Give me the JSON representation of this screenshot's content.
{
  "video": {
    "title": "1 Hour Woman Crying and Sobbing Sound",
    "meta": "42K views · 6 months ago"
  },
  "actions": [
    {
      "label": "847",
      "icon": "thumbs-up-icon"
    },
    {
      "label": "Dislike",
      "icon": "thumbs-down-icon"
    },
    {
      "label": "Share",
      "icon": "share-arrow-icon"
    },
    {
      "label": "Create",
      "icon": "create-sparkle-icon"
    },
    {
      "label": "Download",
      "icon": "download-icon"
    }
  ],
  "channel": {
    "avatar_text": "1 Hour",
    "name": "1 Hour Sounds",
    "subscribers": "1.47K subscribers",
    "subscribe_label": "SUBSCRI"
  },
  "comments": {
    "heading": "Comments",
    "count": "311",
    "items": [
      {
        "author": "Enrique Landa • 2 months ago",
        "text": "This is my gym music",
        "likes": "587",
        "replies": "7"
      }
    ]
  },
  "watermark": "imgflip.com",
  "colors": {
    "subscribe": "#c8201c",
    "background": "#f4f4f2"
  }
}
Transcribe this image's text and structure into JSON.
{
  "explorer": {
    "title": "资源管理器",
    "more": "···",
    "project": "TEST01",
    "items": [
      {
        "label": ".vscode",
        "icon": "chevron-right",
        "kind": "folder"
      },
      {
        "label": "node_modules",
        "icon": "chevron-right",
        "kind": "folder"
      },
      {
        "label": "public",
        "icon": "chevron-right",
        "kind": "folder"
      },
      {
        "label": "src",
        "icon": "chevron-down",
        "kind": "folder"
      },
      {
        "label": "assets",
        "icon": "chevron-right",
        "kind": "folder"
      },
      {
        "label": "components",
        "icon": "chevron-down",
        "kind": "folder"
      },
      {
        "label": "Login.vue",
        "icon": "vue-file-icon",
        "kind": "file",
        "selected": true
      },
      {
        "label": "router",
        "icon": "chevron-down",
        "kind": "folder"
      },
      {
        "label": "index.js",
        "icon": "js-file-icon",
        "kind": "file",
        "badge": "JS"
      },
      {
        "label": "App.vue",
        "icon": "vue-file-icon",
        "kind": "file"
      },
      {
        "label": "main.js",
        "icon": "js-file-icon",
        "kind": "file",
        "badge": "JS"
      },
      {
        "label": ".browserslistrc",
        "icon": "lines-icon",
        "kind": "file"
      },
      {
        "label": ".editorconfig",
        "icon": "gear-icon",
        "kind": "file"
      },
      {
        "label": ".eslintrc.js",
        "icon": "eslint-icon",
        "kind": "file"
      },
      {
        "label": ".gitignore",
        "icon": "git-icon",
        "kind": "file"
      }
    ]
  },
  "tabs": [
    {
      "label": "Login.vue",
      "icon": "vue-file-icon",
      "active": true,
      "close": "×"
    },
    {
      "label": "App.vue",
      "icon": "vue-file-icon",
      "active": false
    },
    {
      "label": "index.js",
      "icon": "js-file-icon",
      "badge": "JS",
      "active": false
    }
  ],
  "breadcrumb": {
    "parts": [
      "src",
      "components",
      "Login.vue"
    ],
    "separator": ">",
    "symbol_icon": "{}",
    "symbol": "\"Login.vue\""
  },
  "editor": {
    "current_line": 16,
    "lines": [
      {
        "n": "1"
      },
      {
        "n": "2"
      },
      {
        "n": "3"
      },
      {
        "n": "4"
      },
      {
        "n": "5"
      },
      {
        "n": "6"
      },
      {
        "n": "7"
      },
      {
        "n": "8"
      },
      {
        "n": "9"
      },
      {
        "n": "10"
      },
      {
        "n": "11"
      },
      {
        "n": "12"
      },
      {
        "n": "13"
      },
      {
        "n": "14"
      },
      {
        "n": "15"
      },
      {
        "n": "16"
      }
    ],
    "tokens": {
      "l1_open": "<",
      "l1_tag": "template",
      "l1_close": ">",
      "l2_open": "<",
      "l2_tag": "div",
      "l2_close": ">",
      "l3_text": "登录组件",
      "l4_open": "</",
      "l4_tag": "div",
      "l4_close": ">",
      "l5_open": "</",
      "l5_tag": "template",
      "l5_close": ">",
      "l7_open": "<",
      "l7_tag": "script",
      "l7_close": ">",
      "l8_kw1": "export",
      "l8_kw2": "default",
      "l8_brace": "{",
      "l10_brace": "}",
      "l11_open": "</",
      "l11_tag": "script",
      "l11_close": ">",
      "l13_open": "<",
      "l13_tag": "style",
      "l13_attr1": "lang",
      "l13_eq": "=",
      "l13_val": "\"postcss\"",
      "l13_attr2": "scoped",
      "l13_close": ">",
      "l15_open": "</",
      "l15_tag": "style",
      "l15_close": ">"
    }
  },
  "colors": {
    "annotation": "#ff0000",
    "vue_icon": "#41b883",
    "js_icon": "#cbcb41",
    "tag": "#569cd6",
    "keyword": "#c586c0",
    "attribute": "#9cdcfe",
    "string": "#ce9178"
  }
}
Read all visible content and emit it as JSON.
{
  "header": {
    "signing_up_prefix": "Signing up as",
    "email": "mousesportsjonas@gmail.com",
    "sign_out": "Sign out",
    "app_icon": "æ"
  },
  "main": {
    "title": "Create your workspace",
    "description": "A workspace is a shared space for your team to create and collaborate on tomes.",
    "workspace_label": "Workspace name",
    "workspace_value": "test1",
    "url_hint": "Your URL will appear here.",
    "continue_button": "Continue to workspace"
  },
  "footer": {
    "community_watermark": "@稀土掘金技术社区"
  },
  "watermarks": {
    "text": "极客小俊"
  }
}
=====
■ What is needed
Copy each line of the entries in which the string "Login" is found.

■ Solution to the problem
        "label": "Login.vue",
      "label": "Login.vue",
      "Login.vue"
    "symbol": "\"Login.vue\""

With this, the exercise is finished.